### About this exercise:
In the listing below, how many lines hold "change"? Give the number only.
= = =
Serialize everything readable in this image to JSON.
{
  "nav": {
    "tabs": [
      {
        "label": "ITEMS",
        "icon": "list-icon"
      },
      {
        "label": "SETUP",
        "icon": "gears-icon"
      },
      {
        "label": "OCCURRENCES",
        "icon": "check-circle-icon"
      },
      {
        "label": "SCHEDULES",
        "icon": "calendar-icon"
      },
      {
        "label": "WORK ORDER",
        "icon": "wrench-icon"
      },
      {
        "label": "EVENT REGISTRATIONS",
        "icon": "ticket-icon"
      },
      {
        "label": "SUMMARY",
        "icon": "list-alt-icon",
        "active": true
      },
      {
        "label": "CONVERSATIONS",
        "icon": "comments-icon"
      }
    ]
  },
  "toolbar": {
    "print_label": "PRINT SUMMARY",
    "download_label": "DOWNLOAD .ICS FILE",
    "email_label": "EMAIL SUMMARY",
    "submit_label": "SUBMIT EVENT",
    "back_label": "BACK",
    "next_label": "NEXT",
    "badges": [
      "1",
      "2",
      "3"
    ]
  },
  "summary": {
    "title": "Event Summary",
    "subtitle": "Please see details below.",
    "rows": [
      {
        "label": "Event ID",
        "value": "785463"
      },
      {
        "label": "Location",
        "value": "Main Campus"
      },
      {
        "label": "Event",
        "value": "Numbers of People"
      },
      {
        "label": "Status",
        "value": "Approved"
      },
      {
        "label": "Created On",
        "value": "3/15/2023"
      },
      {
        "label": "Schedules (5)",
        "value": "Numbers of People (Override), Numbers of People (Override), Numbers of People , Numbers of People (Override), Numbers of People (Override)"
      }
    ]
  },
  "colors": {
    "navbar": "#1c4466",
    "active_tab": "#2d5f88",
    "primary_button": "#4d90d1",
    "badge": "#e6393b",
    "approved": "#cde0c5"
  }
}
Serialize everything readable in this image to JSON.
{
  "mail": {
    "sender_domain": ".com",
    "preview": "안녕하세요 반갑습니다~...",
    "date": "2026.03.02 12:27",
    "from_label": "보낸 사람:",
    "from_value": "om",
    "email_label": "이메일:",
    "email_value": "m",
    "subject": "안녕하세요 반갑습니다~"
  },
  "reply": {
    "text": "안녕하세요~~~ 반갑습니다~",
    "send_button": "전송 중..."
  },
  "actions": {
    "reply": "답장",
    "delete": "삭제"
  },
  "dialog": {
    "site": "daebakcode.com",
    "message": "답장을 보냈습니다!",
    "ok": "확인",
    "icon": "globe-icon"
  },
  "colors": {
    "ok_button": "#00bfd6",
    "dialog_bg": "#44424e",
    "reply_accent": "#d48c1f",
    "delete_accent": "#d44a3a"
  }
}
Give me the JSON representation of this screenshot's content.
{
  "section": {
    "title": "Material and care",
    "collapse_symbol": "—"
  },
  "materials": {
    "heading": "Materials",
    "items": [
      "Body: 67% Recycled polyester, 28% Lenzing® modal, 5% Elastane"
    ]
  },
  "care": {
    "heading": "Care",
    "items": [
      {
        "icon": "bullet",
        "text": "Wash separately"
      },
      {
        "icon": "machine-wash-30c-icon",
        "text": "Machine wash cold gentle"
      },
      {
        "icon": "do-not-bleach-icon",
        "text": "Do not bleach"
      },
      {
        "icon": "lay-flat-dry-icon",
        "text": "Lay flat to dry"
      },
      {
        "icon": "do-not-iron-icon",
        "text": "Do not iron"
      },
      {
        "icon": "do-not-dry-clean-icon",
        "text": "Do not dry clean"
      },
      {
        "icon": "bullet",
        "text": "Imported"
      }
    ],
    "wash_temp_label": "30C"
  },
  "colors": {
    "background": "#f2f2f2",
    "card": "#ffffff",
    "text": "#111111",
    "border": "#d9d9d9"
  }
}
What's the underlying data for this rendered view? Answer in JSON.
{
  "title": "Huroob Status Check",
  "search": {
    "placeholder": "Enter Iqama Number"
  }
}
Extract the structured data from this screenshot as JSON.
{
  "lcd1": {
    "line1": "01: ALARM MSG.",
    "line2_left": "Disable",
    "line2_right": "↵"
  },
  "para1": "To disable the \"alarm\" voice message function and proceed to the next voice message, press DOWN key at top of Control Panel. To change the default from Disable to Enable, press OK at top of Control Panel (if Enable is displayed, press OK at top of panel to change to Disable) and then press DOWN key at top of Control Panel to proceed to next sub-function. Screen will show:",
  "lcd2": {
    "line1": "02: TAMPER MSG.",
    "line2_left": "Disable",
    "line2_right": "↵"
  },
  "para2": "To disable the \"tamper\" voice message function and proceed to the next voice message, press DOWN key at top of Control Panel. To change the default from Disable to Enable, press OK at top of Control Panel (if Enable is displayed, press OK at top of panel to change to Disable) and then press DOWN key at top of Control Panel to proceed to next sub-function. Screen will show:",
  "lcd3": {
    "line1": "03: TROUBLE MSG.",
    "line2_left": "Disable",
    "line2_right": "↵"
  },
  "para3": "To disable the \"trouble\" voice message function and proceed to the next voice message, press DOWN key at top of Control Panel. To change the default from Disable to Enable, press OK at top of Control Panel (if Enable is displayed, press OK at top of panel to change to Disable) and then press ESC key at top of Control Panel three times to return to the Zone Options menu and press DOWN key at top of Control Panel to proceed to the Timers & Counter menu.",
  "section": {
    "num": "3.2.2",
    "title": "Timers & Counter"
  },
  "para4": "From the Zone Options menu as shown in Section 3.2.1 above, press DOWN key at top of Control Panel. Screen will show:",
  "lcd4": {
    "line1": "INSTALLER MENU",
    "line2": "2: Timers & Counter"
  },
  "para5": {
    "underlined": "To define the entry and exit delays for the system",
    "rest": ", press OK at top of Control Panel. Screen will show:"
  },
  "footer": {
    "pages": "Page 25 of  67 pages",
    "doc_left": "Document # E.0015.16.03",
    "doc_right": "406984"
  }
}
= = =
### Answer below:
3